The TRIPS Agreement extended the Paris Convention in a number  of directions. For example, restrictions  were  imposed  on  eligibility:  inventions  may be excluded from patentability  if there was a danger that  their  commercial  exploitation  would endanger public order/morality (for example, pornography). Additionally,  signatories  were permitted  to exclude from  patentability  diagnostic  and  surgical methods for the treatment of animals (to facilitate the free dissemination  of new medical techniques).  Finally, patent  applications  would  be subject  to  a precise  test governing the  description  of the  invention.  Specifically full disclosure was required  to ensure  that  the invention  can be exploited  without  undue  difficulty by others after the expiry of the exclusive right (which is nonrenewable).

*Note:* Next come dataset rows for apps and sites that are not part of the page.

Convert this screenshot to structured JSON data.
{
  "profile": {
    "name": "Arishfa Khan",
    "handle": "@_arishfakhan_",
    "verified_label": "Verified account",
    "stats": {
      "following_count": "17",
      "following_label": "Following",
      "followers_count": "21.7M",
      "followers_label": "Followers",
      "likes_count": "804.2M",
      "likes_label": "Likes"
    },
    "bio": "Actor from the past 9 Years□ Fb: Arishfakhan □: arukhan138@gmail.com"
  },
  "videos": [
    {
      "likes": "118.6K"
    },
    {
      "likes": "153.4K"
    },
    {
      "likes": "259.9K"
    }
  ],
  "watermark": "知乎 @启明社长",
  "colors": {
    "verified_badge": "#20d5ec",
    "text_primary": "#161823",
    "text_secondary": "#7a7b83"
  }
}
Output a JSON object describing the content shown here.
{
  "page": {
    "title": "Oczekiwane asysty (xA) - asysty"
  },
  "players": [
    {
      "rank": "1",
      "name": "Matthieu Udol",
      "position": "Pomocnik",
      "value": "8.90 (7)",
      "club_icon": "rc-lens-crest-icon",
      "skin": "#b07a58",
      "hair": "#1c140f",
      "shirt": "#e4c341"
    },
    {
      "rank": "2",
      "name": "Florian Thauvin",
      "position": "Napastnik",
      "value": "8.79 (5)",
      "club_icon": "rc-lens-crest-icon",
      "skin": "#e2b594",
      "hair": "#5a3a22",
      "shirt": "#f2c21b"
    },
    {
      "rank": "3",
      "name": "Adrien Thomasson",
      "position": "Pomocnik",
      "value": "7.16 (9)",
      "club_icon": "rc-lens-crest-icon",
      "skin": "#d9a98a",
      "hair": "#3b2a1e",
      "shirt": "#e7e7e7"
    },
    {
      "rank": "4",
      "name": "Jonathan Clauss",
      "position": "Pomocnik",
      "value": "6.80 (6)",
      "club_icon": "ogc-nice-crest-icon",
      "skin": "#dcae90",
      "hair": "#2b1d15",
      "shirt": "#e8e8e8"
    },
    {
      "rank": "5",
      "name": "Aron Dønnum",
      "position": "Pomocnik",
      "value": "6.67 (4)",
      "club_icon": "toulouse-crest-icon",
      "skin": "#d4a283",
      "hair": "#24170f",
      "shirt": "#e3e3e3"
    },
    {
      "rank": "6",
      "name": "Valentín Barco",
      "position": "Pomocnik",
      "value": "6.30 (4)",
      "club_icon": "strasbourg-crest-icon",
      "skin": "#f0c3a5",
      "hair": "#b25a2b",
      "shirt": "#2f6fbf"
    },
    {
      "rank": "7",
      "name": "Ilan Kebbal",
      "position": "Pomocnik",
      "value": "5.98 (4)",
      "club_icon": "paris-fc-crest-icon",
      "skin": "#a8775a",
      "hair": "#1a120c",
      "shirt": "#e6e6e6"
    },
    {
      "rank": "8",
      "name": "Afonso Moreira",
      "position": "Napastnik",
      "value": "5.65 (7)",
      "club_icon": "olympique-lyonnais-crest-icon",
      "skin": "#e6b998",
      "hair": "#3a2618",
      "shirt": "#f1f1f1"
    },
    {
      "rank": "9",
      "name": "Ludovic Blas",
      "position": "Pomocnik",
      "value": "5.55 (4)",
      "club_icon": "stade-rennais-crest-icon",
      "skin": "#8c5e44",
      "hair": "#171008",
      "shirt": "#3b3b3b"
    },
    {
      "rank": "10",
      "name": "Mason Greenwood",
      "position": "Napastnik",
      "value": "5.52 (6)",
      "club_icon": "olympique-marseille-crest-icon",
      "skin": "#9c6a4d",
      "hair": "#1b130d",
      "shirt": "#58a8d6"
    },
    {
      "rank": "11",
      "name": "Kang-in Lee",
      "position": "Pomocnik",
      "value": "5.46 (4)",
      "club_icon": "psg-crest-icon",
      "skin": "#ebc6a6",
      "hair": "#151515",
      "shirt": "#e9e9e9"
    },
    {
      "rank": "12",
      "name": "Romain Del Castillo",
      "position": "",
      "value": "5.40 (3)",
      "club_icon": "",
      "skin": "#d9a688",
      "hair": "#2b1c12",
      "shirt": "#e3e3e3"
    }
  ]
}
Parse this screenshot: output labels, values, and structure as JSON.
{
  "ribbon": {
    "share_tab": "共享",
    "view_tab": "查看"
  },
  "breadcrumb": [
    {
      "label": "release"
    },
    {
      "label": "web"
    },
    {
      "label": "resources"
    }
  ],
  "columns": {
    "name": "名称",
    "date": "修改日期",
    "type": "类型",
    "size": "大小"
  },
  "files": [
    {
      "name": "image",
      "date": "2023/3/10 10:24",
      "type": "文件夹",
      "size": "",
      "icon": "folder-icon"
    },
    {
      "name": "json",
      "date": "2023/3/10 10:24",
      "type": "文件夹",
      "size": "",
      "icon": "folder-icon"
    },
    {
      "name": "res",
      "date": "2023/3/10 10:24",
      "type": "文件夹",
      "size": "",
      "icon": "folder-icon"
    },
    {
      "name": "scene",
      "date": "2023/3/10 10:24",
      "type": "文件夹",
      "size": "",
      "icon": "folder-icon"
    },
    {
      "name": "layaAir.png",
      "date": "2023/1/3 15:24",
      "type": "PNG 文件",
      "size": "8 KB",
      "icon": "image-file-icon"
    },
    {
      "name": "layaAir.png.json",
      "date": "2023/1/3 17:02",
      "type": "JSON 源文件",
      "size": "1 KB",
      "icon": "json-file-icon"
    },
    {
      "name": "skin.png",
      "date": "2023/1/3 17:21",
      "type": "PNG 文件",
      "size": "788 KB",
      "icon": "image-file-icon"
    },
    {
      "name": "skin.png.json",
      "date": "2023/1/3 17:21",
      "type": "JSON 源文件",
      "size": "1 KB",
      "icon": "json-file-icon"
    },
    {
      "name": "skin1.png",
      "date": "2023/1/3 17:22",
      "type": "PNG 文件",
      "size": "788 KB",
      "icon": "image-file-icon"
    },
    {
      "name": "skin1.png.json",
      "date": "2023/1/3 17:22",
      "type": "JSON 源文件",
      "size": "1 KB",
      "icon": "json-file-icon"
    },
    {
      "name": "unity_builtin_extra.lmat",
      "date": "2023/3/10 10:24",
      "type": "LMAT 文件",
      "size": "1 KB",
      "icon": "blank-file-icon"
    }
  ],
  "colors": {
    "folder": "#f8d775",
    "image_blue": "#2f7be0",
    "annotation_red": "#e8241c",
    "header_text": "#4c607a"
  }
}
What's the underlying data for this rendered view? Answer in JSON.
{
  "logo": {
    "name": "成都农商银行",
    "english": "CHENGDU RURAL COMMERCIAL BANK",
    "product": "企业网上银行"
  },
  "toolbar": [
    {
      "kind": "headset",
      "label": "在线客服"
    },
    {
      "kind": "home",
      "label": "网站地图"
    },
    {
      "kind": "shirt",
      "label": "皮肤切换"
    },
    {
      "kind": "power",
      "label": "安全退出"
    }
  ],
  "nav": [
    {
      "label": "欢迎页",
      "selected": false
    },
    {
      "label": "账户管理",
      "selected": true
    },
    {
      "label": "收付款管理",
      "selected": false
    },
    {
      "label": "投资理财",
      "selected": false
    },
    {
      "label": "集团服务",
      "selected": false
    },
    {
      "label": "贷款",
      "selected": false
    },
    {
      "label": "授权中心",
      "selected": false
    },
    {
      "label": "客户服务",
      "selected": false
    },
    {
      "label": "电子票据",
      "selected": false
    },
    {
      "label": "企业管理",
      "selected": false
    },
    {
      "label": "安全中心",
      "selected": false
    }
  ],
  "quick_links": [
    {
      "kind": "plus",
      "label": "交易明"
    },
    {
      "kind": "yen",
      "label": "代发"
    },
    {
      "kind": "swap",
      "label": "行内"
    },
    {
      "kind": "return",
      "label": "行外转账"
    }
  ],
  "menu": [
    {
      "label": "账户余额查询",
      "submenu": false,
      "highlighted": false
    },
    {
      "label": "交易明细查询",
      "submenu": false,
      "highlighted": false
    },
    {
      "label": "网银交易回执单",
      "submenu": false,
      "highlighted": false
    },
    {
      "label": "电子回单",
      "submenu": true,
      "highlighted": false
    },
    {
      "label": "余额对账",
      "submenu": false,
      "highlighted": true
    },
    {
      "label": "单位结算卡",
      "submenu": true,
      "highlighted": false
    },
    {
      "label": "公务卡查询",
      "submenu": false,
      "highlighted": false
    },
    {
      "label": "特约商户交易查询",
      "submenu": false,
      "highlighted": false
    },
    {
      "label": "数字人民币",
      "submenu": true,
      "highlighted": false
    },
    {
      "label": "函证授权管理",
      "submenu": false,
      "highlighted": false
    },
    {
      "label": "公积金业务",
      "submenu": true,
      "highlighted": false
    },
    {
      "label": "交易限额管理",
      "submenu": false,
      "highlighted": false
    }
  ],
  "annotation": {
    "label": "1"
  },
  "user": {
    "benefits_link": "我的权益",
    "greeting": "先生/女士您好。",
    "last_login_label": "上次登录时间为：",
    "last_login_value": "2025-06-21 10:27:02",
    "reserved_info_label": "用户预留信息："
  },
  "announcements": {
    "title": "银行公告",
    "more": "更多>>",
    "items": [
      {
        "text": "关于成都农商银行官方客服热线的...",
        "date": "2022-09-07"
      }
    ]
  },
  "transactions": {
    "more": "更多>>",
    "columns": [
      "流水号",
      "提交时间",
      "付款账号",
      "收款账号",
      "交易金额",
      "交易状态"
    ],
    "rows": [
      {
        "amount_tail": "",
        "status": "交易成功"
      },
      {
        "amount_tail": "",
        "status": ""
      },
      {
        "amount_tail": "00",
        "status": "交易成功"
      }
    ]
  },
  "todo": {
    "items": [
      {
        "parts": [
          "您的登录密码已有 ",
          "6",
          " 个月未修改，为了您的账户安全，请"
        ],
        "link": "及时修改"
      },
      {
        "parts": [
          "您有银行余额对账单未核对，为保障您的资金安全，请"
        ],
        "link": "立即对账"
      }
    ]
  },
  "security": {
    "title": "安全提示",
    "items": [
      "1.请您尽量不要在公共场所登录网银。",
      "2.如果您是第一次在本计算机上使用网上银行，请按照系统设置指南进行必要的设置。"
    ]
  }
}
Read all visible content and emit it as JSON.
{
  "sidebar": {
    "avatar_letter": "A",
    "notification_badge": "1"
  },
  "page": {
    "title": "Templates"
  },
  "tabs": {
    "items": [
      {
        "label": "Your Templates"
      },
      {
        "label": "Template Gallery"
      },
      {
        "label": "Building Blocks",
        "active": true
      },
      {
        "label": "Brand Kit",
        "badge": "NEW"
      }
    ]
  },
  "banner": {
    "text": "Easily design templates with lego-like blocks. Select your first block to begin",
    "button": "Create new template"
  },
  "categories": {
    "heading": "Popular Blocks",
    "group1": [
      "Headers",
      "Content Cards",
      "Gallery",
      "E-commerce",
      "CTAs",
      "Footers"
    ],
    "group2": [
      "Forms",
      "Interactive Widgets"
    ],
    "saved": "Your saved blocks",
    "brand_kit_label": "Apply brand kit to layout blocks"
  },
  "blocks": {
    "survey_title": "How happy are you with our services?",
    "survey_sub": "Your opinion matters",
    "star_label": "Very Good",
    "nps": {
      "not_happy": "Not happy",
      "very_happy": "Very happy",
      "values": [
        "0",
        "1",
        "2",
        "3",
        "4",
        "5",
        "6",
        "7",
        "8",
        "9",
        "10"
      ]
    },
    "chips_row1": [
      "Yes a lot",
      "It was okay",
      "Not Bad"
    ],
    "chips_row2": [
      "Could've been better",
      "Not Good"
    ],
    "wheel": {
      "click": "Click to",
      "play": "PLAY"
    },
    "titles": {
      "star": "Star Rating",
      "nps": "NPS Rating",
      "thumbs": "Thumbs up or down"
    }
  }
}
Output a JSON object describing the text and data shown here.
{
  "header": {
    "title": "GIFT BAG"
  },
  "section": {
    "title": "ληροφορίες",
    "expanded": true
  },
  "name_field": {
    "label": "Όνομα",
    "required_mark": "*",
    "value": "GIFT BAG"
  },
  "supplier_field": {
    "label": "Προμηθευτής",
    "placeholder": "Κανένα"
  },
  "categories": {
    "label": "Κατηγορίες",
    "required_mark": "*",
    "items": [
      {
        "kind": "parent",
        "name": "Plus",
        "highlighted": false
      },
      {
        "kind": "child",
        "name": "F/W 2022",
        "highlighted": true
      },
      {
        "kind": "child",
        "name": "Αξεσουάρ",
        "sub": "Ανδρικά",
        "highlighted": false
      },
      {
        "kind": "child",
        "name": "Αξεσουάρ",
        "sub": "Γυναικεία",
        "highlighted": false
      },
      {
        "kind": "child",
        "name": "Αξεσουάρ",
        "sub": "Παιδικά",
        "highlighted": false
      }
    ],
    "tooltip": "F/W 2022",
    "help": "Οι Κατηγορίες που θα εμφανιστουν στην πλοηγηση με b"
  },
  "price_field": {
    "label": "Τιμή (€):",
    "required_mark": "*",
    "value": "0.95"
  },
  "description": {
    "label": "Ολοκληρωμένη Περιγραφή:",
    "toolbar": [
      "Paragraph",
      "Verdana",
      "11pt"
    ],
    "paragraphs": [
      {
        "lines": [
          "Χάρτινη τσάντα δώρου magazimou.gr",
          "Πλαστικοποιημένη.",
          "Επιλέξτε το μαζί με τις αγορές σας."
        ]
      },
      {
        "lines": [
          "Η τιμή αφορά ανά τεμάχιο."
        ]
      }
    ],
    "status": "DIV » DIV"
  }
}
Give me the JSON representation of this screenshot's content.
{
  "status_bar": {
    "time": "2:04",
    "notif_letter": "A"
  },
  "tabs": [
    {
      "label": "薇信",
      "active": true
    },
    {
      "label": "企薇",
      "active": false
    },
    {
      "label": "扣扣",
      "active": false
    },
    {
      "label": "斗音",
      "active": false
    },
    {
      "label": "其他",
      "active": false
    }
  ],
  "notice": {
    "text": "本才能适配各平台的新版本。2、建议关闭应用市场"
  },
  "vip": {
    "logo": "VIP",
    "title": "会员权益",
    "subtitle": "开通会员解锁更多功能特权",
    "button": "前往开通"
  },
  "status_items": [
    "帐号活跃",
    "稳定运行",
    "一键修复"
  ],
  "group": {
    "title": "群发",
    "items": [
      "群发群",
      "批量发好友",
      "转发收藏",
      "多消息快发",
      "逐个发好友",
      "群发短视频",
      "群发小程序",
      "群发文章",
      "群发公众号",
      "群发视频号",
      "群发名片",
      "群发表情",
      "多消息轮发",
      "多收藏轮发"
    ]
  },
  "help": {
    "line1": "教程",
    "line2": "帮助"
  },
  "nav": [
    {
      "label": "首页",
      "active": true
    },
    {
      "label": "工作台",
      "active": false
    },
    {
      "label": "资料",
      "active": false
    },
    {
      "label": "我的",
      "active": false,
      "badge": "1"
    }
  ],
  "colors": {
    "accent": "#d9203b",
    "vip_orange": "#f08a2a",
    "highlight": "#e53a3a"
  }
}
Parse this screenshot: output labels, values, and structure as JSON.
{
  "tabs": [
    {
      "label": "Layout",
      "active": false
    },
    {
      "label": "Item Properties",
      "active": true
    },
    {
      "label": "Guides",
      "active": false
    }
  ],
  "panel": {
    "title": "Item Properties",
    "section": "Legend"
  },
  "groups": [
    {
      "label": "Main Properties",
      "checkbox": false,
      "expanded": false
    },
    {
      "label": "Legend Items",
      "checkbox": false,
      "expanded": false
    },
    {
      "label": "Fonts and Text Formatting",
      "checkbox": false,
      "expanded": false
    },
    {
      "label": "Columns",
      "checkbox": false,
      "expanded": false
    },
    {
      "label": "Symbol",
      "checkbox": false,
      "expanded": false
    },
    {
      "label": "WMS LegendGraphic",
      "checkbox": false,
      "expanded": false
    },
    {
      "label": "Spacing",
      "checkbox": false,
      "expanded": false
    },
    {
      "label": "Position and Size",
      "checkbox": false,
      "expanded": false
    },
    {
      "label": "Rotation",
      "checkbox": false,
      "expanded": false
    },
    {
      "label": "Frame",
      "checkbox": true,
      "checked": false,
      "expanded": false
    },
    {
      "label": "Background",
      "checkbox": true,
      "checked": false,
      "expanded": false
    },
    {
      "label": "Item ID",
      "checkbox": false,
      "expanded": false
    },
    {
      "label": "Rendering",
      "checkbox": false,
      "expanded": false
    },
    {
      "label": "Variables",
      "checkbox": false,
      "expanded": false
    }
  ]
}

Misuse of IP continues  to be a booming, if illegal, industry, as demonstrated by Nicole Piquero: In the United States, it has been estimated  that the motion picture industry lost $1.25 billion between 1998 and 2002 due to piracy; worldwide estimates of the annual amount  of pirated  software range between $7.5 and $17 billion. One  problem  is that  rapid  advances in technology  have increased  the  opportunities for IP theft. For example, the proliferation of photocopying machines has increased concerns about the effectiveness of rights given to copyright holders; these concerns have been exacerbated by the even more rapid proliferation of personal computers  and access to the World Wide Web.

Greater international efforts to combat protection of IP rights, as demonstrated by the TRIPS Agreement, have also been matched by reinvigorated efforts at the national  level to solve this problem. For example, in the United States, the Department of Justice created a Task Force on Intellectual Property in 2004, to examine how methods  for civil and criminal enforcement of IP could be improved. In the United Kingdom, the Alliance Against IP Theft was formed, comprising, for example, British Brands Group; British Phonographic Industry, British Video Association, and the Institute of Trademark Attorneys. These national initiatives are important to combat  indigenous  IP theft; however, because  globalization  has  increased  trade  in semi processed and finished products, all of which contain IP to varying degrees, greater international coordination of these initiatives will become more important if international IP theft is to be eradicated.


  1. Jay S. Albanese, ed., Combating Piracy: Intellectual Property Theft and Fraud (Transaction Publishers, 2007);
  2. Blakeney, Trade-Related Aspects of Intellectual Property Rights (Sweet and  Maxwell, 1996);
  3. Christopher Burgess and Richard Power, Secrets Stolen, Fortunes Lost: Preventing Intellectual Property Theft and Economic Espionage in the 21st Century (Syngress, 2008);
  4. Geraldine Szott Moohr, The Criminal Law of Intellectual Property and Information: Cases and Materials (Thomson/West, 2008);
  5. World Trade Organization, (cited March 2009).

This example Intellectual Property Theft Essay is published for educational and informational purposes only. If you need a custom essay or research paper on this topic please use our writing services. offers reliable custom essay writing services that can help you to receive high grades and impress your professors with the quality of each essay or research paper you hand in.

See also:


Always on-time


100% Confidentiality

Special offer!